the china study: startling implications for diet, weight loss and long-term health, by t. colin campbell, phd and thomas m. campbell II. michael bridges, half of the ys-loved musical duo lost and found, sent me this book after reading my posts about my cleanse. it rocked my world. i’ve had more discussions in the last few weeks as a result of this book than from any book i’ve read in years. written by a scientist (not a science-buff opinionating), the book is, primarily, a summary of the largest nutritional study ever conducted (he brings in a massive quantity of other clinical research also). his primary findings are that the diseases that kill americans (he calls them “diseases of affluence”, because they’re found only in populations that can afford an animal based diet) are all direcly linked to animal proteins. heart disease, all the leading cancers, diabetes, multiple sclerosis, obesity and many others: these diseases, for the most part, do not exist (to a great degree) in countries and populations that eat a plant-based diet. here’s the upshot: i’m seriously considering — and anyone who knows me, or has even seen me, will know what a big statement this is — pursuing a vegan diet. i’m not sure i can pull it off. i do like meat! but i think i’d rather have a cancer-free, heart disease-free, and many other diseases-free next 30 years of my life, than have cheeseburgers and filet mignon (and milk, cheese and eggs). i’m sure i’ll be blogging about this more this fall, as i’m tentatively planning on trying a vegan diet for one month at some point. really, you have to read this book! even if you never adopt a whole food, plant-based diet, it’s a brilliant and accessible read.

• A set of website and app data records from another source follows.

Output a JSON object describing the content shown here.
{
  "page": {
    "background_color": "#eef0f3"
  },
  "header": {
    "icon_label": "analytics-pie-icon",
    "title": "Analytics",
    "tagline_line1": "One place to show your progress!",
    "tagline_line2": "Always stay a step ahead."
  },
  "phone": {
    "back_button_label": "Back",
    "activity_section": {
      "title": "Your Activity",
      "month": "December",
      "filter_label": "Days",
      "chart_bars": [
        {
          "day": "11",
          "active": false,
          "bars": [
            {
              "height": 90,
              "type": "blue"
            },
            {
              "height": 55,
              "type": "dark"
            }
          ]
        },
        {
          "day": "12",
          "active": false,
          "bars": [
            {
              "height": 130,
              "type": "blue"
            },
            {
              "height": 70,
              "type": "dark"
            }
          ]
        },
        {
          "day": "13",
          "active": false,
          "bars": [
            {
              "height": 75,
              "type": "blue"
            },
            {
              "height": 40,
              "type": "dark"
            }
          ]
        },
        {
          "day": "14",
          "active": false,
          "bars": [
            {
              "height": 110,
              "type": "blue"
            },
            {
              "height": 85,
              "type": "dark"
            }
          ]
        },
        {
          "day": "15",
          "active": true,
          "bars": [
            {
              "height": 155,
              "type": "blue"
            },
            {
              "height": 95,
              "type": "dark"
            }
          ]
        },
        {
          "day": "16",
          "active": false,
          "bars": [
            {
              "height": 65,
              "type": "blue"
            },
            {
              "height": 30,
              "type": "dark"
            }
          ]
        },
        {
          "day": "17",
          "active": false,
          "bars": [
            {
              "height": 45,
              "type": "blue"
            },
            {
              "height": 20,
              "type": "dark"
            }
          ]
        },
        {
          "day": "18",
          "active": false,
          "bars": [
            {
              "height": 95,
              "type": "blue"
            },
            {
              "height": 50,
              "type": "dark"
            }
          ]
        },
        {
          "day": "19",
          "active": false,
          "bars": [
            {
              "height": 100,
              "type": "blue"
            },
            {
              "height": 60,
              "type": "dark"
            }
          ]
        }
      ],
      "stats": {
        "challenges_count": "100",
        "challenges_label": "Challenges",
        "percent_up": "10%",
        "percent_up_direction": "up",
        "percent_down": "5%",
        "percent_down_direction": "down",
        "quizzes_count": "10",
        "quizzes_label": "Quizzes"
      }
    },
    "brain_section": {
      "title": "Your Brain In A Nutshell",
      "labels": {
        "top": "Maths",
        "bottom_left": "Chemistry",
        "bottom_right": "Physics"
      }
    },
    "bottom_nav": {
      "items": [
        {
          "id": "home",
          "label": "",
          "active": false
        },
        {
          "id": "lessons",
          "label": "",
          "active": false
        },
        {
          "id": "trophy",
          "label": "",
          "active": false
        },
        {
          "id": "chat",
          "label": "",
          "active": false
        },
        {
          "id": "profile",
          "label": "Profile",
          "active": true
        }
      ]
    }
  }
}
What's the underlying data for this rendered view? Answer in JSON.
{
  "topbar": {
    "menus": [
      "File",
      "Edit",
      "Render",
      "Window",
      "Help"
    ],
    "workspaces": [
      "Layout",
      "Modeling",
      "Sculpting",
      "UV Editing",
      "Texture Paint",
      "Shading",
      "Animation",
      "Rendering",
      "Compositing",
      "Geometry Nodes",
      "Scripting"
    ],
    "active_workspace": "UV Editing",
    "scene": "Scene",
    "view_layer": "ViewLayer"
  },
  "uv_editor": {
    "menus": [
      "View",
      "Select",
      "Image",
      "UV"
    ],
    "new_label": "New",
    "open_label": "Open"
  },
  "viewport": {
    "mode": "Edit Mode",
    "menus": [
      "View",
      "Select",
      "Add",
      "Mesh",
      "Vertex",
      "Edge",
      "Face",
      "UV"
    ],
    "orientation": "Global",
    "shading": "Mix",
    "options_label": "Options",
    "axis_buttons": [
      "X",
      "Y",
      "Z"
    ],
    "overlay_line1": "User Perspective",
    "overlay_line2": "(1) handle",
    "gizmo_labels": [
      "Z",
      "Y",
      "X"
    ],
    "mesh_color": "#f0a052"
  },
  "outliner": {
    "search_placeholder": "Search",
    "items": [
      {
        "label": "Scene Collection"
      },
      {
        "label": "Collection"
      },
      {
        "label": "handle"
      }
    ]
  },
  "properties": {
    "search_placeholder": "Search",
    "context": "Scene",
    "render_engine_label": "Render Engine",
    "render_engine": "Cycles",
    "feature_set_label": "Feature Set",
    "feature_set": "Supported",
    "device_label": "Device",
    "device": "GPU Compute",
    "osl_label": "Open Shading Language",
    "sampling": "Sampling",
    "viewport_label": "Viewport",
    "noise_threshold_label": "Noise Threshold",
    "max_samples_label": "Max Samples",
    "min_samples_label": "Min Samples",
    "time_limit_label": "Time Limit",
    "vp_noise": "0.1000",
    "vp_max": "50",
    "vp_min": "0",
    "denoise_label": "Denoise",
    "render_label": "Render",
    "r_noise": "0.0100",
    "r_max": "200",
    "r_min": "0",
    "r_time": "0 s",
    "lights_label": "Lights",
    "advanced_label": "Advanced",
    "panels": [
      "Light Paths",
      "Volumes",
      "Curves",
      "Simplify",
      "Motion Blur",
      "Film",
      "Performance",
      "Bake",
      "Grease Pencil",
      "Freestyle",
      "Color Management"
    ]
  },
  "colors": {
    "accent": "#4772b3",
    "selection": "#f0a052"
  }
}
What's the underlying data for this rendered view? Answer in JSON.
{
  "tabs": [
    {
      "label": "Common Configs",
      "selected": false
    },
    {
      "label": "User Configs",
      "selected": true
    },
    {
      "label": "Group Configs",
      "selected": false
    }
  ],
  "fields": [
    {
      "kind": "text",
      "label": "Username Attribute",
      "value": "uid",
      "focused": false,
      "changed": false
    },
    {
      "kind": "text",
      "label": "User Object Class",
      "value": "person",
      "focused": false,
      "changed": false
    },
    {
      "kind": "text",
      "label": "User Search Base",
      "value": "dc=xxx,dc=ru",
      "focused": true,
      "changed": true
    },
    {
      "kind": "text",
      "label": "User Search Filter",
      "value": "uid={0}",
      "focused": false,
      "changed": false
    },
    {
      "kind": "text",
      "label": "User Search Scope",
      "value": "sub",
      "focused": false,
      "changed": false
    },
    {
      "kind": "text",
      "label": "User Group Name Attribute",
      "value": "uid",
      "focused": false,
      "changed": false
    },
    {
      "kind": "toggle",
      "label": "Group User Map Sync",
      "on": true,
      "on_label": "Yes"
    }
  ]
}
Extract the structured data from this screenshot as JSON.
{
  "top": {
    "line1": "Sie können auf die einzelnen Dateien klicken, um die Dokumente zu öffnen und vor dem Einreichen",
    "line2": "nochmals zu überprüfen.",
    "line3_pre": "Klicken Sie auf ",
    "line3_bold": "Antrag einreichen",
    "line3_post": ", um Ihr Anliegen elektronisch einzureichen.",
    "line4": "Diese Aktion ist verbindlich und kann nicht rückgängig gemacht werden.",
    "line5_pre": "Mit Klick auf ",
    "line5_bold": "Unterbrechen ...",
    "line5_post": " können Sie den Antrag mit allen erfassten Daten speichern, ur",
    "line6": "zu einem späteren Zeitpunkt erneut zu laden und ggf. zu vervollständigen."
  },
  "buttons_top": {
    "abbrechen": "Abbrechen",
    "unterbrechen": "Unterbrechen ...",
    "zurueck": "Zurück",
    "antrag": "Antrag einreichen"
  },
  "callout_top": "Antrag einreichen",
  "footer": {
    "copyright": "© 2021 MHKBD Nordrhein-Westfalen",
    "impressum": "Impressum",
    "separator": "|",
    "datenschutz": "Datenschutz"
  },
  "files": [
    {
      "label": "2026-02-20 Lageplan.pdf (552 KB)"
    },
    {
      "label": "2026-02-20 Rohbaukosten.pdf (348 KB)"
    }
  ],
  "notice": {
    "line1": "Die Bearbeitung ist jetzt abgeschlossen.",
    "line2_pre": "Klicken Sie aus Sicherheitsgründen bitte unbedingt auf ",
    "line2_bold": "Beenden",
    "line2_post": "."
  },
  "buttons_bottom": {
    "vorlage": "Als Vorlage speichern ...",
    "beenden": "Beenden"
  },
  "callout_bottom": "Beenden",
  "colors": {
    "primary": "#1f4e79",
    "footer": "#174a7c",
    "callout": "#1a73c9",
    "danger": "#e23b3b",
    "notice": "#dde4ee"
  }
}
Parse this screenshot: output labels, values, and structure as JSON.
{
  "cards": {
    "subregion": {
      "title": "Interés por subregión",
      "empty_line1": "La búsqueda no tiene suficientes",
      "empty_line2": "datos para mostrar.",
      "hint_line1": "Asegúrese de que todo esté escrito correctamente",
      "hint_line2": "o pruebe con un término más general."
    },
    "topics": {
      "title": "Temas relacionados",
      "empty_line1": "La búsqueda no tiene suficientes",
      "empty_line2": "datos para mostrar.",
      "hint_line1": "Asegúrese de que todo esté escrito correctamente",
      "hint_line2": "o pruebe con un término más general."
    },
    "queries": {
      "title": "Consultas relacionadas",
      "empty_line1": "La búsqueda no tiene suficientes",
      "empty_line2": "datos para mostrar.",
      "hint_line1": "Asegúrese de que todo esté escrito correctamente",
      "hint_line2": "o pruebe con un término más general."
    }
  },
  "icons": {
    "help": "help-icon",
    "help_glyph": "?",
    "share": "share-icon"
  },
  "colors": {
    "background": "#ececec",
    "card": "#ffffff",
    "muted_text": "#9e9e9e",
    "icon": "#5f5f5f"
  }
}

rejuvenile: kickball, cartoons, cupcakes, and the reinvention of the american grown-up, by christopher noxon. i’ve ruminated a few times on this blog about “grups”, the name given to adults who are erasing the generation gap by continuing to embrace values and tastes traditionally associated with adolescents. this book (pointed out to me by bob carlton) notches it down a few years. while most of the “grup” discussion has centered around rock concerts and expensive jeans, noxon’s book looks more at kickball leagues and toy collectors (not adult toys like jet skis and GPS, but real toys, like dolls and super-soakers). noxon is clearly pro-rejuvenile, though he says the word is neutral, and has positives and negatives. the book gets a bit wordy at times (i love all his examples, but they could often be shorter), but it’s a thoroughly enjoyable and worthwhile read, identifing what i believe is a significant cultural shift in affluent populations. fun reading with plenty of implications for those of us in youth ministry (or any kind of ministry, for that matter).